Show differences between changes in a table form

  1. In the Migration dialog, click an item in Origin or Target fields.

  2. Click the Object Properties Diff tab.

Show differences between changes in DDL

  1. In the Migration dialog, click an item in Origin or Target fields.

  2. Click the DDL Diff tab.

    differences between object properties

Select changes to migrate

  • To exclude a change, click the checkbox neat the change.

  • To exclude all the changes, click the checkbox near the Target label.

  • To include all the changes that were excluded, click the checkbox near the Target label.

Show identical items

  • To display all items that are identical in Origin and Target objects, select the Show identical checkbox.

    Show identical records

Outdated cached objects

IntelliJ IDEA caches the source code of all the objects from the database to provide fast code assistance and navigation. If an object that you opened was updated from a third-party location, you will see a notification that the cached object differs from the source code of the same object in the database.

Outdated cached objects

If you see this warning in the IDE, you can select between the following actions:

  • Synchronize: fetch changes from the database and update the cached local object.

  • Disable check: disable this notification.

Also, there might be a conflict between your version of the object source code and the one in the database. For example, when you has modified the same source code as someone else and pressed Submit (Ctrl+K).

Outdated cached objects

You can forcefully replace source code of the object in the database (Force Refactoring) or synchronize the object state and then proceed with changes (Abort Refactoring and Synchronize).

If you selected Abort Refactoring and Synchronize, IntelliJ IDEA aborts the submit operation and fetches changes from the database (just like if you pressed Synchronize Ctrl+F5). If the conflict still exists, you will see the following notification.

Outdated cached objects

In this notification, you can select between the following options:

  • Revert local changes: roll back all your changes and replace them with the version from the database.

  • Keep local changes: use your changes and overwrite changes in the database.

  • Merge: display the diff dialog to merge two versions of the object source code.

    Outdated cached objects

Colors of the object state

By default, all the objects are displayed in black. It means that the current state of an object source code does not differ from source code of the same object on a server.

If source code of the object has been changed but there are no conflicts with the object source code on a server, the object is displayed in blue.

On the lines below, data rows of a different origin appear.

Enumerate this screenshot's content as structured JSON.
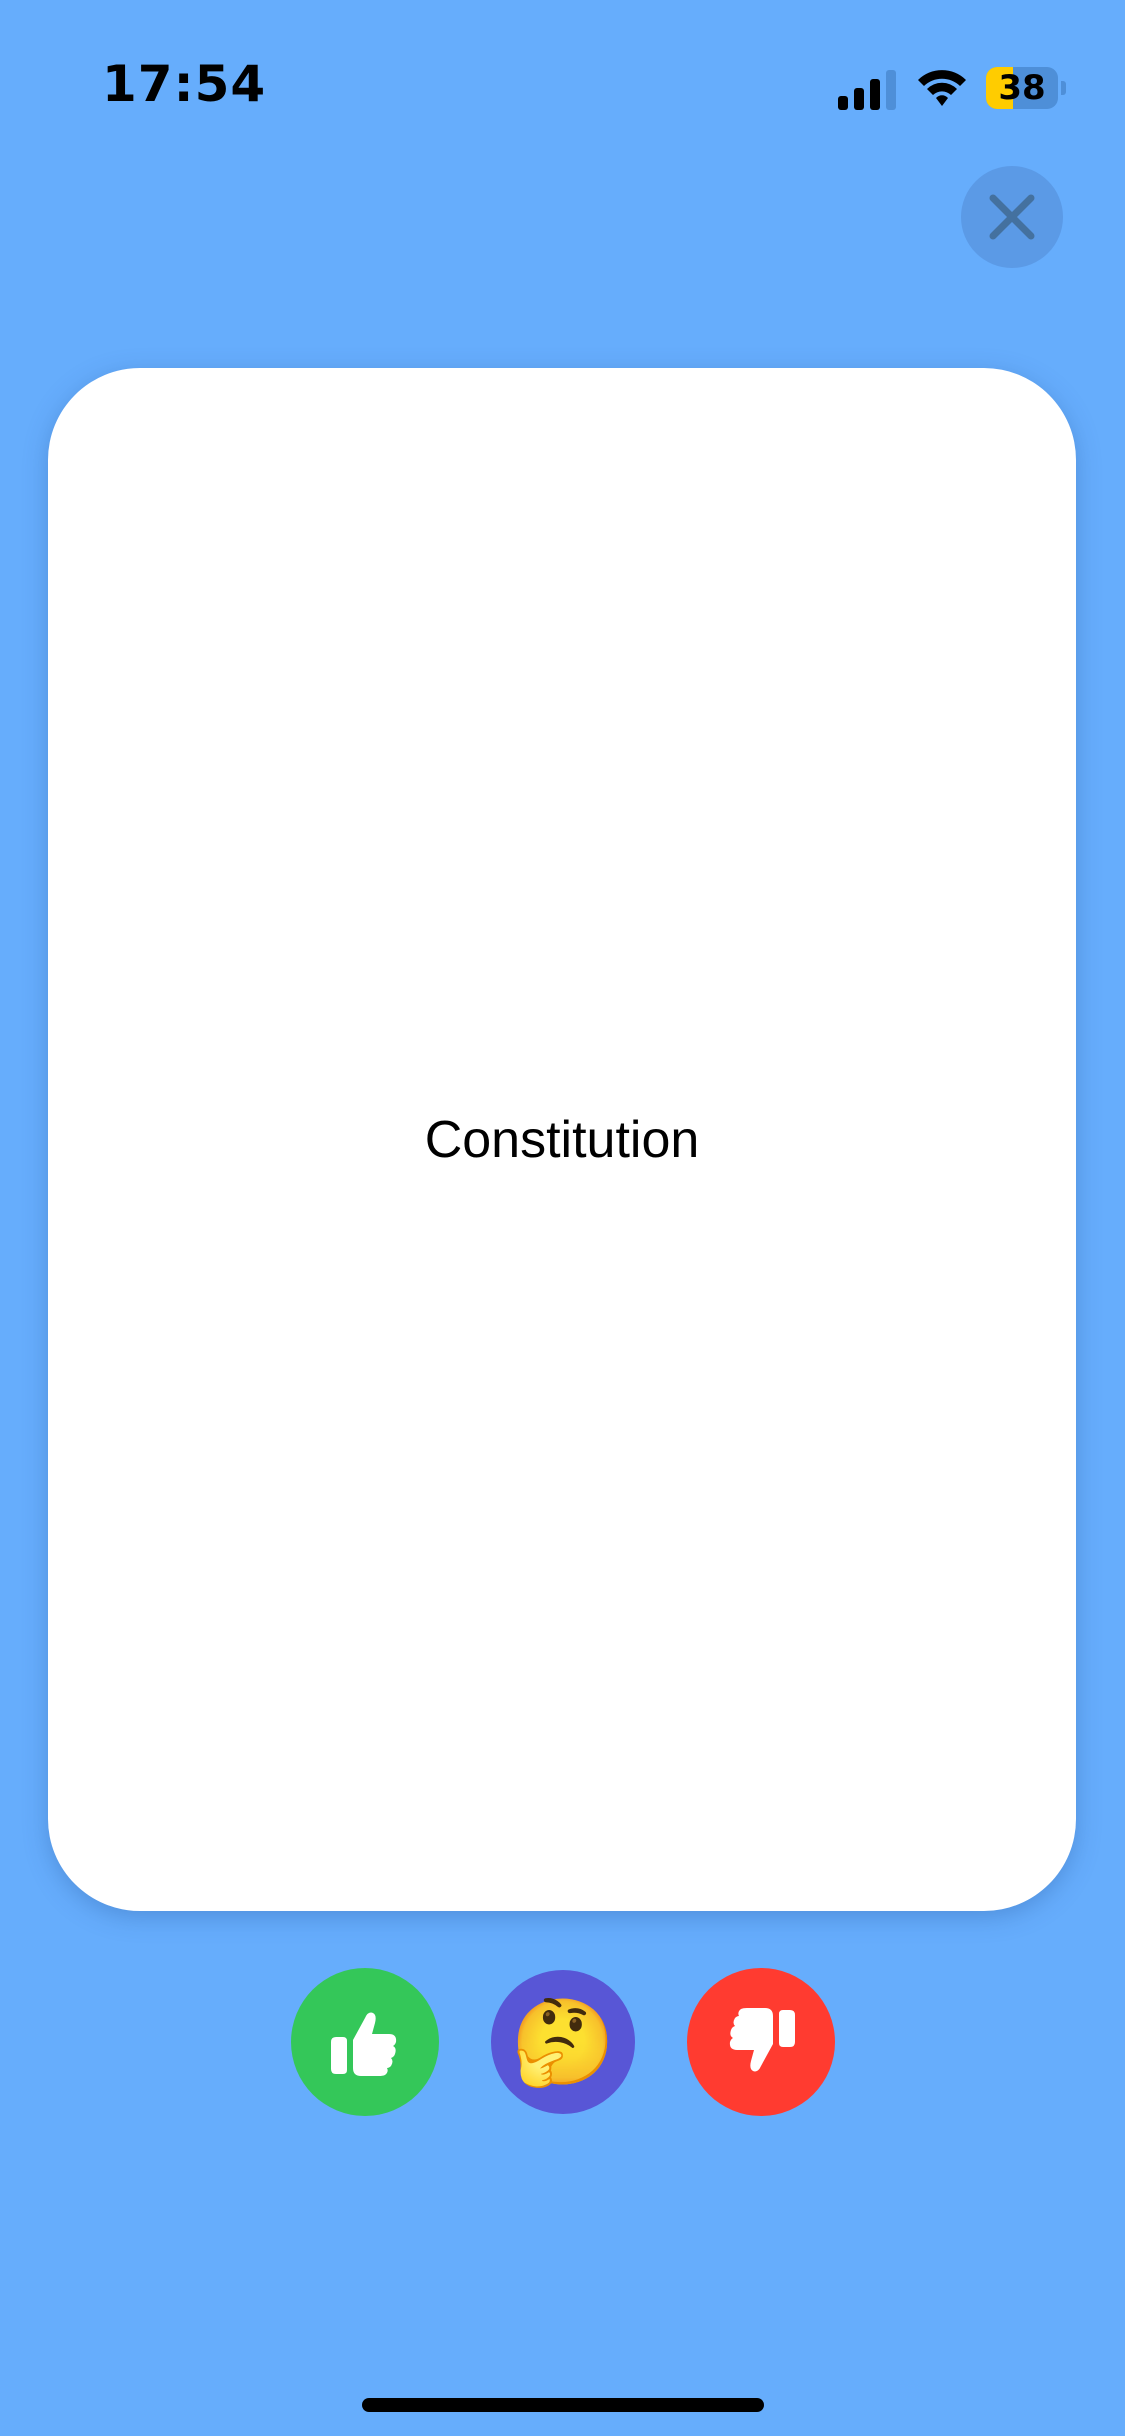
{
  "status_bar": {
    "time": "17:54",
    "battery_level": "38",
    "battery_fraction": 0.38,
    "icons": [
      "cellular-signal-icon",
      "wifi-icon",
      "battery-icon"
    ]
  },
  "colors": {
    "background": "#66adfc",
    "card": "#ffffff",
    "like": "#34c759",
    "unsure": "#5856d6",
    "dislike": "#ff3b30",
    "close_button": "#5b9ae6",
    "close_icon": "#44719f"
  },
  "close_button": {
    "icon": "close-icon"
  },
  "card": {
    "word": "Constitution"
  },
  "actions": [
    {
      "id": "like",
      "icon": "thumbs-up-icon",
      "color": "#34c759"
    },
    {
      "id": "unsure",
      "icon": "thinking-face-icon",
      "glyph": "🤔",
      "color": "#5856d6"
    },
    {
      "id": "dislike",
      "icon": "thumbs-down-icon",
      "color": "#ff3b30"
    }
  ]
}
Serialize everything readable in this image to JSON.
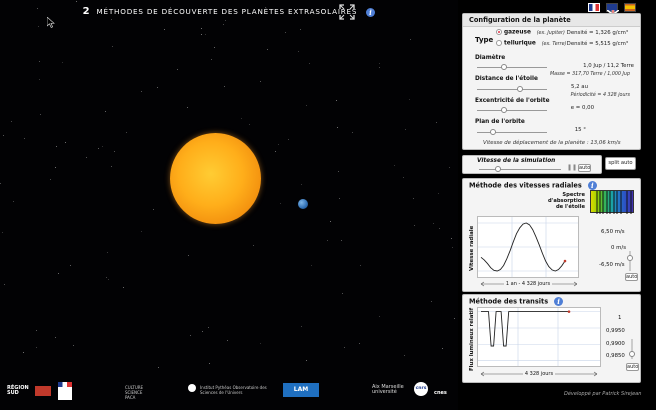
{
  "header": {
    "title_number": "2",
    "title_text": "MÉTHODES DE DÉCOUVERTE DES PLANÈTES EXTRASOLAIRES",
    "info_glyph": "i"
  },
  "config": {
    "header": "Configuration de la planète",
    "type_label": "Type",
    "gas_label": "gazeuse",
    "gas_example": "(ex. Jupiter)",
    "gas_density": "Densité = 1,326 g/cm³",
    "rock_label": "tellurique",
    "rock_example": "(ex. Terre)",
    "rock_density": "Densité = 5,515 g/cm³",
    "diameter_label": "Diamètre",
    "diameter_value": "1,0 Jup / 11,2 Terre",
    "distance_label": "Distance de l'étoile",
    "mass_info": "Masse = 317,70 Terre / 1,000 Jup",
    "distance_value": "5,2 au",
    "period_info": "Périodicité = 4 328 jours",
    "eccentricity_label": "Excentricité de l'orbite",
    "eccentricity_value": "e = 0,00",
    "orbit_plane_label": "Plan de l'orbite",
    "orbit_plane_value": "15 °",
    "speed_info": "Vitesse de déplacement de la planète : 13,06 km/s",
    "selected_type": "gazeuse"
  },
  "simulation": {
    "speed_label": "Vitesse de la simulation",
    "auto_label": "auto",
    "split_label": "split auto"
  },
  "radial": {
    "header": "Méthode des vitesses radiales",
    "spectrum_label": "Spectre d'absorption de l'étoile",
    "ylabel": "Vitesse radiale",
    "tick_top": "6,50 m/s",
    "tick_mid": "0 m/s",
    "tick_bottom": "-6,50 m/s",
    "xscale": "1 an - 4 328 jours",
    "auto_label": "auto",
    "chart_data": {
      "type": "line",
      "ylabel": "Vitesse radiale",
      "ylim": [
        -6.5,
        6.5
      ],
      "y_ticks": [
        "6,50 m/s",
        "0 m/s",
        "-6,50 m/s"
      ],
      "x_scale_label": "1 an - 4 328 jours",
      "series": [
        {
          "values": [
            -2.8,
            -3.5,
            -4.5,
            -5.6,
            -6.3,
            -6.5,
            -6.1,
            -5.0,
            -3.2,
            -1.0,
            1.4,
            3.6,
            5.2,
            6.2,
            6.5,
            6.0,
            4.7,
            2.8,
            0.6,
            -1.7,
            -3.8,
            -5.3,
            -6.2,
            -6.5,
            -6.1,
            -5.1,
            -3.8
          ]
        }
      ]
    }
  },
  "transit": {
    "header": "Méthode des transits",
    "ylabel": "Flux lumineux relatif",
    "tick_1": "1",
    "tick_2": "0,9950",
    "tick_3": "0,9900",
    "tick_4": "0,9850",
    "xscale": "4 328 jours",
    "auto_label": "auto",
    "chart_data": {
      "type": "line",
      "ylabel": "Flux lumineux relatif",
      "ylim": [
        0.984,
        1.0005
      ],
      "y_ticks": [
        "1",
        "0,9950",
        "0,9900",
        "0,9850"
      ],
      "x_scale_label": "4 328 jours",
      "series": [
        {
          "values": [
            1,
            1,
            1,
            1,
            0.9895,
            0.9895,
            1,
            1,
            1,
            0.9895,
            0.9895,
            1,
            1,
            1,
            1,
            1,
            1,
            1,
            1,
            1,
            1,
            1,
            1,
            1,
            1,
            1,
            1,
            1,
            1,
            1,
            1,
            1,
            1,
            1,
            1,
            1
          ]
        }
      ]
    }
  },
  "footer": {
    "credit": "Développé par Patrick Sirejean",
    "logo_region": "RÉGION SUD",
    "logo_culture": "CULTURE SCIENCE PACA",
    "logo_pytheas": "Institut Pythéas Observatoire des Sciences de l'Univers",
    "logo_lam": "LAM",
    "logo_amu": "Aix Marseille université",
    "logo_cnrs": "cnrs",
    "logo_cnes": "cnes"
  },
  "colors": {
    "sun": "#ffae1a",
    "planet": "#2f6fb5",
    "panel_bg": "#f4f4f4",
    "info_blue": "#4f7fd6",
    "curve": "#222222",
    "marker": "#c0392b"
  }
}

If there are conflicts in source code of a local object and the same object on a server, the object is displayed in red. If you open such object in the editor, you will see a notification about conflicts.

For example, on the following screenshot, the Do_Something procedure is modified but contains no conflicts, the V1_trg_i trigger was modified and conflicts with source of the same trigger on a server, other objects are not modified.

Controls of the Database Changes tool window

Item

Shortcut

Description

the Submit button

Submit

Ctrl+Enter

Submit local changes to the database server. See Submit changes to a database.

Roll back

Roll back changes. This button is available only for the manual transaction mode.

Compare with Show Diff

Ctrl+D

Compare two versions of source code.

Group by Group by

Ctrl+D

Group objects according to their type. For example, routines, rules, or views.

the Expand All button

Ctrl+NumPad +

Expand all nodes in all trees.

the Collapse All button

Ctrl+NumPad -

Collapse all nodes in all trees.

Last modified: 26 May 2022